Independence has brought us a self authoritarian freedom along with an idea of Nation which ideologically exists without fragments. The different shades of culture are indeed prominent in our country but the very claim of United India is a conceptual proposition. The politics of regional and racial seclusion is not new to this land but the prolonged disturbance has caused much national harm. The North eastern states of India had been nationally neglected since Independence. To the larger India probably North-East creates a mental image of Mongoloid faces which are seldom viewed as an exception to imagined ‘Indian’ physiognomy. This racial seclusion has triggered many events of violence leaving strong imprints on young minds. It often becomes a vantage point for larger communal apathy. Acts of constant violence do become reference points for many artists. These north-eastern states seldom lose their individual identity and are viewed as a separate entity/zone called ‘North East’. It is not only the political and geographical ignorance but also the historical and cultural seclusion in operation which coerced many artists to question their existence.

The present sellection features Mantu Das (b.1986) & Mrinmoy Deb Barma (b.1982), two recent  graduates of Painting Department of Kala Bhavan, who renders such political and cultural abysses of their own states. Mantu, being a native of Assam take recourse in the local myths and other oral narratives, accommodating such alphabets in his visual vocabulary. He unveils various cultural gestures of his time. Fragments of dying cultural past are often quoted in his images. Much like Brueghel or Bosch, he works with dual narration. He tries to relocate proverbial realities into his own urban cultural space. His images are not at all social reformation statements; rather they are speculative enquiry into his own cultural past. Mantu at times comments at the ongoing violence in his state but mocks the administrative system. Visual satires play a very important role in his process. Mantu is interested in mapping different cultural trajectories into one single frame. His city becomes his muse and thus reflects its presence dominantly in most of his canvases. Mantu not only narrates events of mass violence but directs his attention to domestic violence. Multiple gestures are reflected in Mantu’s paintings where seldom he depicts himself as a protagonist of his play. He functions as a commoner who seldom acts as a numb spectator within several acts of violence. He plays with contradictory idioms, placing them one aside other, creating a visual irony.

 Mrinmoy was always sensitive towards the growing environment of violence in the North Eastern states. Mrinmoy has grown seeing various acts of devastation around him. Such events are etched in his memory which resurfaces in his canvases but with a tinge of humor. It’s a terror stricken world but amazingly the terror is unrealized. Tom and Jerry runs across the frame creating menace with their little acts of devastation.
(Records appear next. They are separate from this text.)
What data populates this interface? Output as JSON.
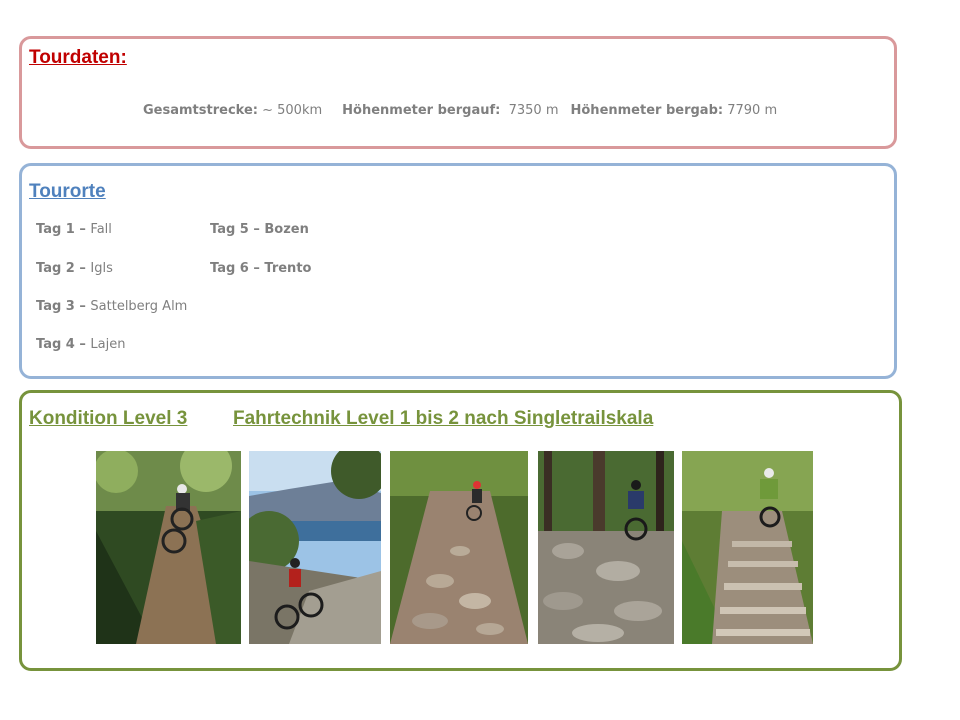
{
  "tourdaten": {
    "title": "Tourdaten:",
    "gesamtstrecke_label": "Gesamtstrecke:",
    "gesamtstrecke_value": " ~ 500km",
    "bergauf_label": "Höhenmeter bergauf:",
    "bergauf_value": "7350 m",
    "bergab_label": "Höhenmeter bergab:",
    "bergab_value": "7790 m"
  },
  "tourorte": {
    "title": "Tourorte",
    "days": [
      {
        "label": "Tag 1 – ",
        "place": "Fall"
      },
      {
        "label": "Tag 2 – ",
        "place": "Igls"
      },
      {
        "label": "Tag 3 – ",
        "place": "Sattelberg Alm"
      },
      {
        "label": "Tag 4 – ",
        "place": "Lajen"
      },
      {
        "label": "Tag 5 – Bozen",
        "place": ""
      },
      {
        "label": "Tag 6 – Trento",
        "place": ""
      }
    ]
  },
  "level": {
    "kondition": "Kondition Level 3",
    "fahrtechnik": "Fahrtechnik Level 1 bis 2 nach Singletrailskala"
  },
  "colors": {
    "tourdaten_border": "#d9999b",
    "tourdaten_heading": "#c00000",
    "tourorte_border": "#95b3d7",
    "tourorte_heading": "#4f81bd",
    "level_border": "#77933c",
    "body_text": "#7f7f7f"
  }
}
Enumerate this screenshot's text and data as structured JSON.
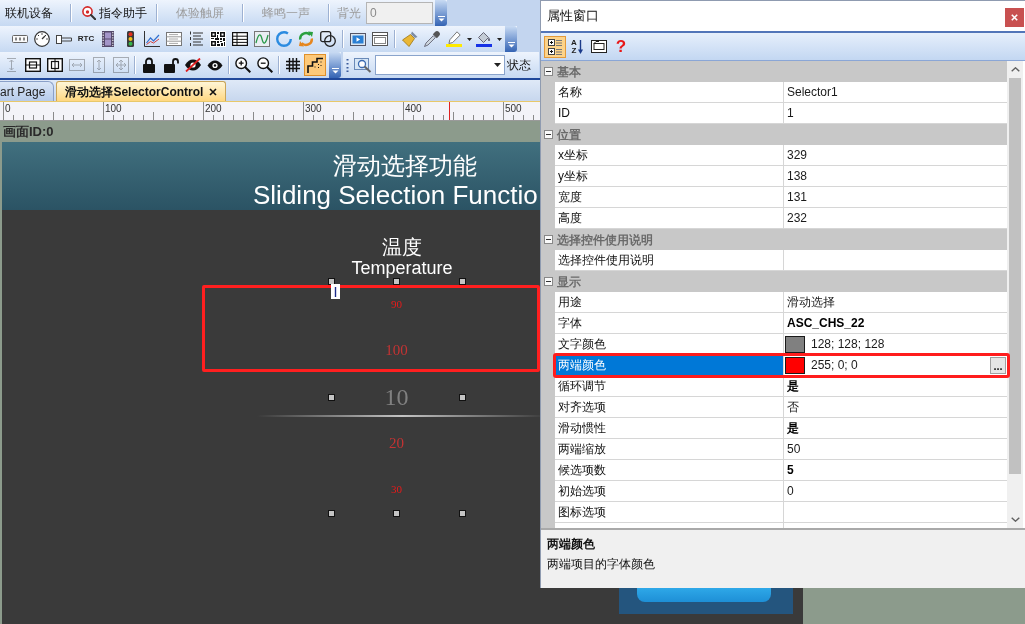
{
  "command_bar": {
    "buttons": [
      {
        "kind": "text",
        "label": "联机设备",
        "disabled": false
      },
      {
        "kind": "icon_text",
        "label": "指令助手",
        "disabled": false
      },
      {
        "kind": "text",
        "label": "体验触屏",
        "disabled": true
      },
      {
        "kind": "text",
        "label": "蜂鸣一声",
        "disabled": true
      }
    ],
    "backlight": {
      "label": "背光",
      "value": "0",
      "disabled": true
    }
  },
  "widget_toolbar": {
    "rtc_label": "RTC"
  },
  "layout_toolbar": {
    "align_buttons": [
      {
        "disabled": true
      },
      {
        "disabled": false
      },
      {
        "disabled": false
      },
      {
        "disabled": true
      },
      {
        "disabled": true
      },
      {
        "disabled": true
      }
    ],
    "grid": {
      "on": false
    },
    "snap": {
      "on": true
    }
  },
  "find_bar": {
    "status_label": "状态"
  },
  "tabs": [
    {
      "label": "art Page",
      "selected": false
    },
    {
      "label": "滑动选择SelectorControl",
      "selected": true
    }
  ],
  "ruler": {
    "labels": [
      "0",
      "100",
      "200",
      "300",
      "400",
      "500"
    ]
  },
  "page_label": "画面ID:0",
  "canvas": {
    "title": "滑动选择功能",
    "subtitle": "Sliding Selection Functio",
    "caption": "温度",
    "caption_en": "Temperature",
    "selector": {
      "options": [
        {
          "text": "90",
          "selected": false,
          "highlighted": true
        },
        {
          "text": "100",
          "selected": false,
          "highlighted": true
        },
        {
          "text": "10",
          "selected": true,
          "highlighted": false
        },
        {
          "text": "20",
          "selected": false,
          "highlighted": false
        },
        {
          "text": "30",
          "selected": false,
          "highlighted": false
        }
      ]
    }
  },
  "property_window": {
    "title": "属性窗口",
    "view_buttons": [
      {
        "kind": "categorized",
        "selected": true
      },
      {
        "kind": "alphabetical",
        "label": "AZ",
        "selected": false
      }
    ],
    "help_glyph": "?",
    "categories": [
      {
        "name": "基本",
        "expanded": true,
        "rows": [
          {
            "kind": "text",
            "name": "名称",
            "value": "Selector1",
            "modified": false,
            "selected": false,
            "highlighted": false
          },
          {
            "kind": "text",
            "name": "ID",
            "value": "1",
            "modified": false,
            "selected": false,
            "highlighted": false
          }
        ]
      },
      {
        "name": "位置",
        "expanded": true,
        "rows": [
          {
            "kind": "text",
            "name": "x坐标",
            "value": "329",
            "modified": false,
            "selected": false,
            "highlighted": false
          },
          {
            "kind": "text",
            "name": "y坐标",
            "value": "138",
            "modified": false,
            "selected": false,
            "highlighted": false
          },
          {
            "kind": "text",
            "name": "宽度",
            "value": "131",
            "modified": false,
            "selected": false,
            "highlighted": false
          },
          {
            "kind": "text",
            "name": "高度",
            "value": "232",
            "modified": false,
            "selected": false,
            "highlighted": false
          }
        ]
      },
      {
        "name": "选择控件使用说明",
        "expanded": true,
        "rows": [
          {
            "kind": "text",
            "name": "选择控件使用说明",
            "selected": false,
            "highlighted": false
          }
        ]
      },
      {
        "name": "显示",
        "expanded": true,
        "rows": [
          {
            "kind": "text",
            "name": "用途",
            "value": "滑动选择",
            "modified": false,
            "selected": false,
            "highlighted": false
          },
          {
            "kind": "text",
            "name": "字体",
            "value": "ASC_CHS_22",
            "modified": true,
            "selected": false,
            "highlighted": false
          },
          {
            "kind": "color",
            "name": "文字颜色",
            "value": "128; 128; 128",
            "color": "#808080",
            "modified": false,
            "selected": false,
            "highlighted": false
          },
          {
            "kind": "color",
            "name": "两端颜色",
            "value": "255; 0; 0",
            "color": "#ff0000",
            "button": "...",
            "modified": false,
            "selected": true,
            "highlighted": true
          },
          {
            "kind": "text",
            "name": "循环调节",
            "value": "是",
            "modified": true,
            "selected": false,
            "highlighted": false
          },
          {
            "kind": "text",
            "name": "对齐选项",
            "value": "否",
            "modified": false,
            "selected": false,
            "highlighted": false
          },
          {
            "kind": "text",
            "name": "滑动惯性",
            "value": "是",
            "modified": true,
            "selected": false,
            "highlighted": false
          },
          {
            "kind": "text",
            "name": "两端缩放",
            "value": "50",
            "modified": false,
            "selected": false,
            "highlighted": false
          },
          {
            "kind": "text",
            "name": "候选项数",
            "value": "5",
            "modified": true,
            "selected": false,
            "highlighted": false
          },
          {
            "kind": "text",
            "name": "初始选项",
            "value": "0",
            "modified": false,
            "selected": false,
            "highlighted": false
          },
          {
            "kind": "text",
            "name": "图标选项",
            "selected": false,
            "highlighted": false
          }
        ]
      }
    ],
    "description": {
      "title": "两端颜色",
      "text": "两端项目的字体颜色"
    }
  }
}
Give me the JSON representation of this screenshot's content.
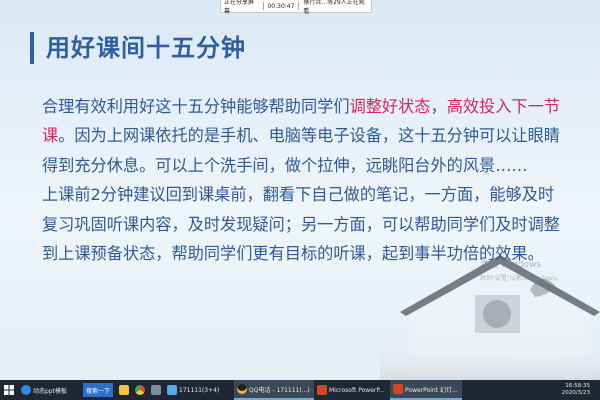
{
  "share_bar": {
    "sharing_label": "正在分享屏幕",
    "timer": "00:30:47",
    "viewers": "蔡行兵...等29人正在观看"
  },
  "slide": {
    "title": "用好课间十五分钟",
    "paragraph1": {
      "part1": "合理有效利用好这十五分钟能够帮助同学们",
      "highlight1": "调整好状态",
      "sep": "，",
      "highlight2": "高效投入下一节课",
      "part2": "。因为上网课依托的是手机、电脑等电子设备，这十五分钟可以让眼睛得到充分休息。可以上个洗手间，做个拉伸，远眺阳台外的风景……"
    },
    "paragraph2": "上课前2分钟建议回到课桌前，翻看下自己做的笔记，一方面，能够及时复习巩固听课内容，及时发现疑问；另一方面，可以帮助同学们及时调整到上课预备状态，帮助同学们更有目标的听课，起到事半功倍的效果。",
    "watermark_line1": "激活 Windows",
    "watermark_line2": "转到\"设置\"以激活 Windows。"
  },
  "taskbar": {
    "items": [
      {
        "label": "动态ppt模板"
      },
      {
        "label": "搜索一下"
      },
      {
        "label": "171111(3+4)"
      },
      {
        "label": "QQ电话 - 171111(...)"
      },
      {
        "label": "Microsoft PowerP..."
      },
      {
        "label": "PowerPoint 幻灯..."
      }
    ],
    "time": "16:58:35",
    "date": "2020/3/23"
  },
  "colors": {
    "title": "#2f5f9f",
    "body": "#2f5a95",
    "highlight": "#d5265a",
    "taskbar": "#1e2733"
  }
}
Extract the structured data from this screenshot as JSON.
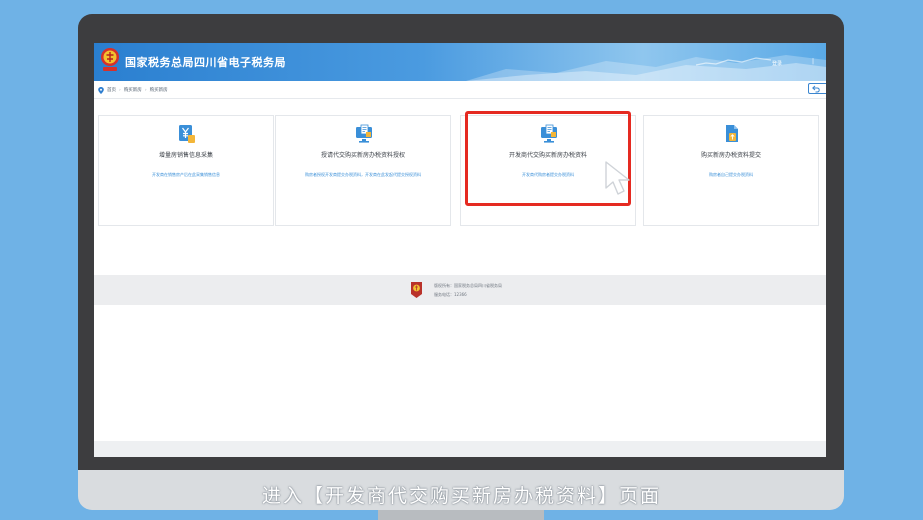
{
  "header": {
    "site_title": "国家税务总局四川省电子税务局",
    "login": "登录",
    "separator": "|"
  },
  "breadcrumb": {
    "items": [
      "首页",
      "购买新房",
      "购买新房"
    ]
  },
  "cards": [
    {
      "title": "增量房销售信息采集",
      "subtitle": "开发商在销售房产后在此采集销售信息",
      "icon": "yen-document-icon"
    },
    {
      "title": "授请代交购买新房办税资料授权",
      "subtitle": "购房者授权开发商提交办税资料，开发商在此发起代提交授权资料",
      "icon": "monitor-document-icon"
    },
    {
      "title": "开发商代交购买新房办税资料",
      "subtitle": "开发商代购房者提交办税资料",
      "icon": "monitor-document-icon"
    },
    {
      "title": "购买新房办税资料提交",
      "subtitle": "购房者自己提交办税资料",
      "icon": "file-upload-icon"
    }
  ],
  "footer": {
    "copyright": "版权所有：国家税务总局四川省税务局",
    "hotline": "服务电话：12366"
  },
  "caption": "进入【开发商代交购买新房办税资料】页面",
  "colors": {
    "background": "#6fb2e6",
    "header_blue": "#2a7fd0",
    "link_blue": "#3a8fd8",
    "highlight_red": "#e52a21"
  }
}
They appear to be immortal as despite of their innumerable attempts to overpower each other, they survive triumphantly, somewhat resurrect to claim their position.Mrinmoy Debbarma speculatively points towards such violence, catering it ironically as a visual pleasure. He mocks the entire process of violence. In today’s world of commoditization the acts of violence are also consumed by the people. Thus the new age entertainment tools and popular media are constantly promoting violent gestures disguised under the gimmick. Debbarma’s memory of his troubled native land Tripura, remains in his subconscious but he attempts consciously to readdress the issues through the make believe world. His images are not disturbing but they speak of the regional upheaval.

He constantly questions the reasons and investigates for the authority responsible for such acts. His concern with the violence is primarily entangled with the global politics of power mechanism, where the feeble is devoured by the stronger. His references from the graphic novels, animations and video games are all extensions of such idea. American superheroes who are fancied as modern day messiah, fails to stop the devastating acts and appear as mere puppets, proud of their existence. Other characters becomes engrossed in their own avenge ignorant of the larger scenario. In Mrinmoy’s paintings the civilization and culture reduces to debris of industrial junk, as our Indian mythic heroes sometimes make their appearances saving the urban jungle with their miracles. Here juxtaposed reality is addressed. His surface has lustre of the graphic commoditized entity. The usage of industrial print along with the painted photorealistic surface creates a duality by merging two opposite tendencies.

Soujit Das
Soujit Das

Dr. Soujit Das teaches art history at the Government College of Art & Craft, Kolkata. His doctoral research was titled ‘A Critical Review of European Figures and Christian Themes in Imperial Mughal Paintings (1580 A.D.-1658 A.D.).